▶ **Activity**:
Look through the data for the string "Geometry". Copy every line where it is found.

(Dataset entries Opens)

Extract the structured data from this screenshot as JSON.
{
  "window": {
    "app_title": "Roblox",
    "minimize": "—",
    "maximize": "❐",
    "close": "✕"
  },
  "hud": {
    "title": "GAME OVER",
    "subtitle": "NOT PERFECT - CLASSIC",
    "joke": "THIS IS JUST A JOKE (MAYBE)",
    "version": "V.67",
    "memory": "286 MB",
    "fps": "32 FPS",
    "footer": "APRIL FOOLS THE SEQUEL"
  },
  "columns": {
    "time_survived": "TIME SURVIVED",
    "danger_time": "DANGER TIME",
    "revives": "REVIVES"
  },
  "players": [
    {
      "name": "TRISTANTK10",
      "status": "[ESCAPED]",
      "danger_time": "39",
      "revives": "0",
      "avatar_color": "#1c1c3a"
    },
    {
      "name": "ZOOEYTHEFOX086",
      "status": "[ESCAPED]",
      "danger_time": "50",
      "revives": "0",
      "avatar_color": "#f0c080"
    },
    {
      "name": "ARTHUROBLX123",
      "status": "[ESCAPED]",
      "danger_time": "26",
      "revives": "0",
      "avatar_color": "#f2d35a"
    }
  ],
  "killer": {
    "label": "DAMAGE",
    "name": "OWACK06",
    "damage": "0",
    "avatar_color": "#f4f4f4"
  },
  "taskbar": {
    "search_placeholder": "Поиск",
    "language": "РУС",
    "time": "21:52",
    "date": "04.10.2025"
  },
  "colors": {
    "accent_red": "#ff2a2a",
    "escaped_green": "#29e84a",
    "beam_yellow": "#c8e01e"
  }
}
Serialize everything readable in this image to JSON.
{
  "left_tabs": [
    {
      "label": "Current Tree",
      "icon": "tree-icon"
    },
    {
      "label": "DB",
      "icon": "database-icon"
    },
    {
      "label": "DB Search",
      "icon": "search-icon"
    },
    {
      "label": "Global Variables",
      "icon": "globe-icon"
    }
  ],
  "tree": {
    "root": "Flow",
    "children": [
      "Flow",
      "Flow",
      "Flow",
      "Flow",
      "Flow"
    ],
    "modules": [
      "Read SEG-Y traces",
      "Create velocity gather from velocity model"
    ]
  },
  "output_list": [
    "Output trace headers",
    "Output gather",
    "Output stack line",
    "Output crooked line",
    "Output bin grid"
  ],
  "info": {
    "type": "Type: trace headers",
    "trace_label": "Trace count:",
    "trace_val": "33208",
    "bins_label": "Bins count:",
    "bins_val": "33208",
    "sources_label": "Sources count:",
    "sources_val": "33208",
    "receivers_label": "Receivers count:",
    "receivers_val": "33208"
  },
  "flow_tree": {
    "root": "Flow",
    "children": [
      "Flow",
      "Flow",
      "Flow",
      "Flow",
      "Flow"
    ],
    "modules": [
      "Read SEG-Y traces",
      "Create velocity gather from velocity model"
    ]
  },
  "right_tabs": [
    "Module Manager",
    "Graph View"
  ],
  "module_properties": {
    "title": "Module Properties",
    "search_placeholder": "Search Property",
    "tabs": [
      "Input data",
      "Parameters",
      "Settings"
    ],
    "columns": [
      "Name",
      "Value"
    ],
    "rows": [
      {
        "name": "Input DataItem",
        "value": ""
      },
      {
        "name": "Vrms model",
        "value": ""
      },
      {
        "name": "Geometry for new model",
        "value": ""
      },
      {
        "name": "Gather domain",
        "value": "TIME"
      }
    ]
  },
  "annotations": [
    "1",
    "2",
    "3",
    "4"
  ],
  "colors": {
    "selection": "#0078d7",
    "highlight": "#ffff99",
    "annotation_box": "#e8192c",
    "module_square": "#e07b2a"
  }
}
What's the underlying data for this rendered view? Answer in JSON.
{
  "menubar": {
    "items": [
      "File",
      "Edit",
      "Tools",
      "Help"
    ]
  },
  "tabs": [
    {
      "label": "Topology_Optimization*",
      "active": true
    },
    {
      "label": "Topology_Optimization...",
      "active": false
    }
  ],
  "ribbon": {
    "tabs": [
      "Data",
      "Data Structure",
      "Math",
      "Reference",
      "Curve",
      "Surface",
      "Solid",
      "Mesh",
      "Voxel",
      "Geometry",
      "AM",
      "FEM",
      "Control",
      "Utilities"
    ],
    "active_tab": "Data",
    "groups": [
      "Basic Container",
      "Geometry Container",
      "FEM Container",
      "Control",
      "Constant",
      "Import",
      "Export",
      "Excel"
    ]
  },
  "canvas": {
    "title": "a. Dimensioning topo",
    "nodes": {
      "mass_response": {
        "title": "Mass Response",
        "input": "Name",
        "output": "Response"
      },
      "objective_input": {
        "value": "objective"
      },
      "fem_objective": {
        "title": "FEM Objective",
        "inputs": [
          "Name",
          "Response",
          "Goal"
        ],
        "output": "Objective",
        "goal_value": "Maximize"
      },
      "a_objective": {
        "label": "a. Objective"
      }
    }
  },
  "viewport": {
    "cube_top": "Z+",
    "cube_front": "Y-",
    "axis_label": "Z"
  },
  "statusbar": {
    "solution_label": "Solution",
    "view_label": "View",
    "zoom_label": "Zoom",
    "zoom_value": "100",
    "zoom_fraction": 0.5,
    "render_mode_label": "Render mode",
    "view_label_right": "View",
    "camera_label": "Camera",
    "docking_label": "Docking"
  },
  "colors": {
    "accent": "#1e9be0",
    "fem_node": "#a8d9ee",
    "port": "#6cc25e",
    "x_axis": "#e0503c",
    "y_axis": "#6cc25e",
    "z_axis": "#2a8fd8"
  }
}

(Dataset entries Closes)

▶ **Solution below**:
        "name": "Geometry for new model",
      "Geometry",
      "Geometry Container",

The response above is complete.